The application period for this challenge is now closed

  • Governer Partner :City of Syracuse
  • Department :Department of Public Works
  • Category :Public Safety, Resident Engagement, Resiliency

Project Summary

Data analytics platform for waste management.

Challenge Details

The City of Syracuse needs a way to measure the amount of trash, debris, and yard waste picked up at each property.  A system would need to identify each property that a sanitation truck serves (the trucks have Verizon GPS on them, but that doesn’t pull to a specific parcel).  The system would also need to quantify the amount of waste that is picked up at each property. The waste data and location data would need to be digitized, and stored in a way that the City could access it.  In addition to a collection platform, the system should also be able to review the trash pick-up data and update routes based upon it. Finally, the system should flag properties that set out too much trash or have other waste related violations.

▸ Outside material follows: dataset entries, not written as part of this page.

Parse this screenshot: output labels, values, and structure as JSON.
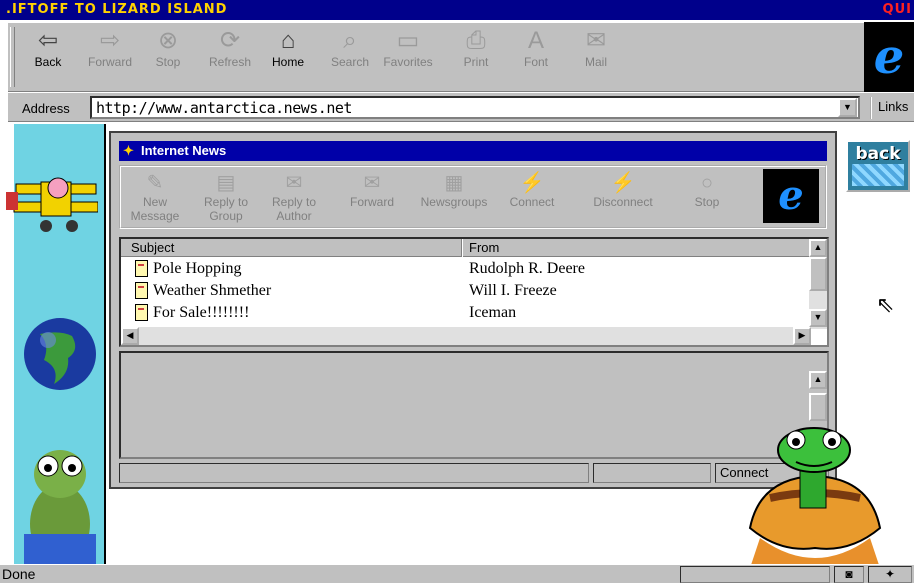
{
  "window": {
    "title": ".IFTOFF TO LIZARD ISLAND",
    "title_right": "QUI"
  },
  "toolbar": [
    {
      "label": "Back",
      "icon": "back-arrow-icon",
      "glyph": "⇦",
      "enabled": true
    },
    {
      "label": "Forward",
      "icon": "forward-arrow-icon",
      "glyph": "⇨",
      "enabled": false
    },
    {
      "label": "Stop",
      "icon": "stop-icon",
      "glyph": "⊗",
      "enabled": false
    },
    {
      "label": "Refresh",
      "icon": "refresh-icon",
      "glyph": "⟳",
      "enabled": false
    },
    {
      "label": "Home",
      "icon": "home-icon",
      "glyph": "⌂",
      "enabled": true
    },
    {
      "label": "Search",
      "icon": "search-icon",
      "glyph": "⌕",
      "enabled": false
    },
    {
      "label": "Favorites",
      "icon": "favorites-icon",
      "glyph": "▭",
      "enabled": false
    },
    {
      "label": "Print",
      "icon": "print-icon",
      "glyph": "⎙",
      "enabled": false
    },
    {
      "label": "Font",
      "icon": "font-icon",
      "glyph": "A",
      "enabled": false
    },
    {
      "label": "Mail",
      "icon": "mail-icon",
      "glyph": "✉",
      "enabled": false
    }
  ],
  "address": {
    "label": "Address",
    "value": "http://www.antarctica.news.net",
    "links_label": "Links"
  },
  "news": {
    "title": "Internet News",
    "toolbar": [
      {
        "label": "New\nMessage",
        "icon": "new-message-icon",
        "glyph": "✎"
      },
      {
        "label": "Reply to\nGroup",
        "icon": "reply-to-group-icon",
        "glyph": "▤"
      },
      {
        "label": "Reply to\nAuthor",
        "icon": "reply-to-author-icon",
        "glyph": "✉"
      },
      {
        "label": "Forward",
        "icon": "forward-message-icon",
        "glyph": "✉"
      },
      {
        "label": "Newsgroups",
        "icon": "newsgroups-icon",
        "glyph": "▦"
      },
      {
        "label": "Connect",
        "icon": "connect-icon",
        "glyph": "⚡"
      },
      {
        "label": "Disconnect",
        "icon": "disconnect-icon",
        "glyph": "⚡"
      },
      {
        "label": "Stop",
        "icon": "stop-icon",
        "glyph": "○"
      }
    ],
    "columns": {
      "subject": "Subject",
      "from": "From"
    },
    "messages": [
      {
        "subject": "Pole Hopping",
        "from": "Rudolph R. Deere"
      },
      {
        "subject": "Weather Shmether",
        "from": "Will I. Freeze"
      },
      {
        "subject": "For Sale!!!!!!!!",
        "from": "Iceman"
      }
    ],
    "status": {
      "connect": "Connect"
    }
  },
  "side": {
    "back_label": "back"
  },
  "statusbar": {
    "text": "Done"
  }
}
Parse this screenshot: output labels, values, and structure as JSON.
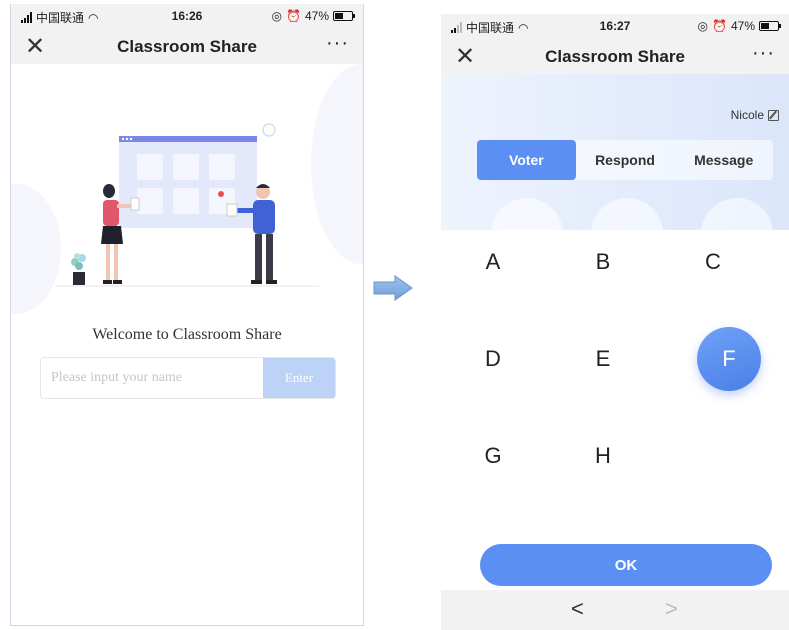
{
  "screens": [
    {
      "status": {
        "carrier": "中国联通",
        "time": "16:26",
        "battery": "47%",
        "battery_level": 0.47
      },
      "nav": {
        "close_icon": "close-icon",
        "title": "Classroom Share",
        "more_icon": "more-icon",
        "more_glyph": "···"
      },
      "illustration_icon": "classroom-illustration",
      "welcome_text": "Welcome to Classroom Share",
      "name_input": {
        "placeholder": "Please input your name",
        "value": ""
      },
      "enter_button": "Enter"
    },
    {
      "status": {
        "carrier": "中国联通",
        "time": "16:27",
        "battery": "47%",
        "battery_level": 0.47
      },
      "nav": {
        "close_icon": "close-icon",
        "title": "Classroom Share",
        "more_icon": "more-icon",
        "more_glyph": "···"
      },
      "username": "Nicole",
      "tabs": [
        {
          "label": "Voter",
          "active": true
        },
        {
          "label": "Respond",
          "active": false
        },
        {
          "label": "Message",
          "active": false
        }
      ],
      "options": [
        "A",
        "B",
        "C",
        "D",
        "E",
        "F",
        "G",
        "H"
      ],
      "selected_option": "F",
      "ok_button": "OK",
      "bottom_nav": {
        "back_glyph": "<",
        "forward_glyph": ">"
      }
    }
  ],
  "arrow_icon": "right-arrow-icon",
  "colors": {
    "accent": "#5b8ff4",
    "enter_button": "#bcd2f7",
    "header_gradient_end": "#dbe6fb"
  }
}
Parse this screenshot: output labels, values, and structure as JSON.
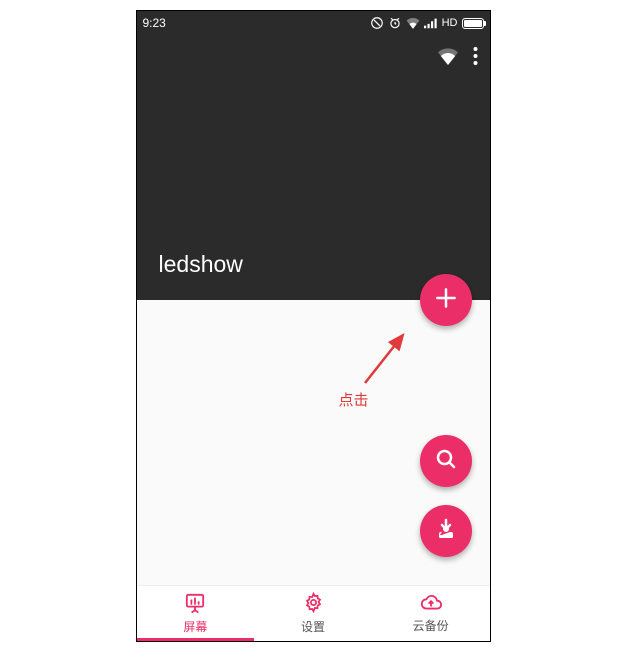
{
  "status": {
    "time": "9:23",
    "hd_label": "HD"
  },
  "appbar": {
    "title": "ledshow"
  },
  "annotation": {
    "label": "点击"
  },
  "nav": {
    "items": [
      {
        "label": "屏幕",
        "active": true
      },
      {
        "label": "设置",
        "active": false
      },
      {
        "label": "云备份",
        "active": false
      }
    ]
  },
  "colors": {
    "accent": "#ec2e68"
  }
}
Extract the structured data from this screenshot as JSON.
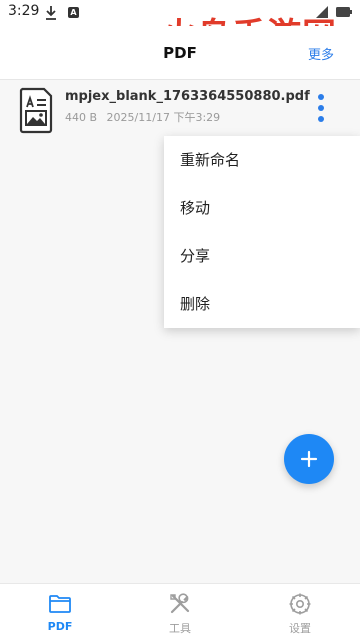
{
  "status_bar": {
    "time": "3:29",
    "a_label": "A"
  },
  "watermark": "火鸟手游网",
  "header": {
    "title": "PDF",
    "more_label": "更多"
  },
  "file": {
    "name": "mpjex_blank_1763364550880.pdf",
    "size": "440 B",
    "date": "2025/11/17 下午3:29"
  },
  "context_menu": {
    "items": [
      {
        "label": "重新命名"
      },
      {
        "label": "移动"
      },
      {
        "label": "分享"
      },
      {
        "label": "删除"
      }
    ]
  },
  "bottom_nav": {
    "items": [
      {
        "label": "PDF",
        "icon": "folder-icon",
        "active": true
      },
      {
        "label": "工具",
        "icon": "tools-icon",
        "active": false
      },
      {
        "label": "设置",
        "icon": "settings-icon",
        "active": false
      }
    ]
  },
  "colors": {
    "accent": "#1e88f5",
    "link": "#2b7de9",
    "watermark": "#e0311f"
  }
}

This is needed because the City of Syracuse does not collect or use data to inform decision making related to trash pick-up.  As a result, the City does not know how much trash, recycling, debris, or waste is picked up in different areas of the City. Trash routes, staffing, and vehicles are not optimized.  And there are no consequences for people who violate the waste related rules and laws.


This system would provide many benefits, including right-sizing operations, saving money, reducing carbon emissions, and helping reach the City’s sustainability goals.  It would collect and store data about trash quantity that could be used internally or stored on the open data portal. It would allow DPW to re-evaluate and update sanitation routes, and increase productivity with increased route efficiency and better utilization of equipment.  Ultimately, all of these factors would allow us to conduct a cost analysis, and save money, and perhaps even increase revenues associated with illegal set-out fines.


Additionally, it would impacts citizens.  Specifically, it would benefit neighbors who live next to people who regularly set out too much trash.  If the City were able to use data to enforce local rules regarding trash set-out it would improve quality of life for people in the neighborhoods and help keep the neighborhoods clean.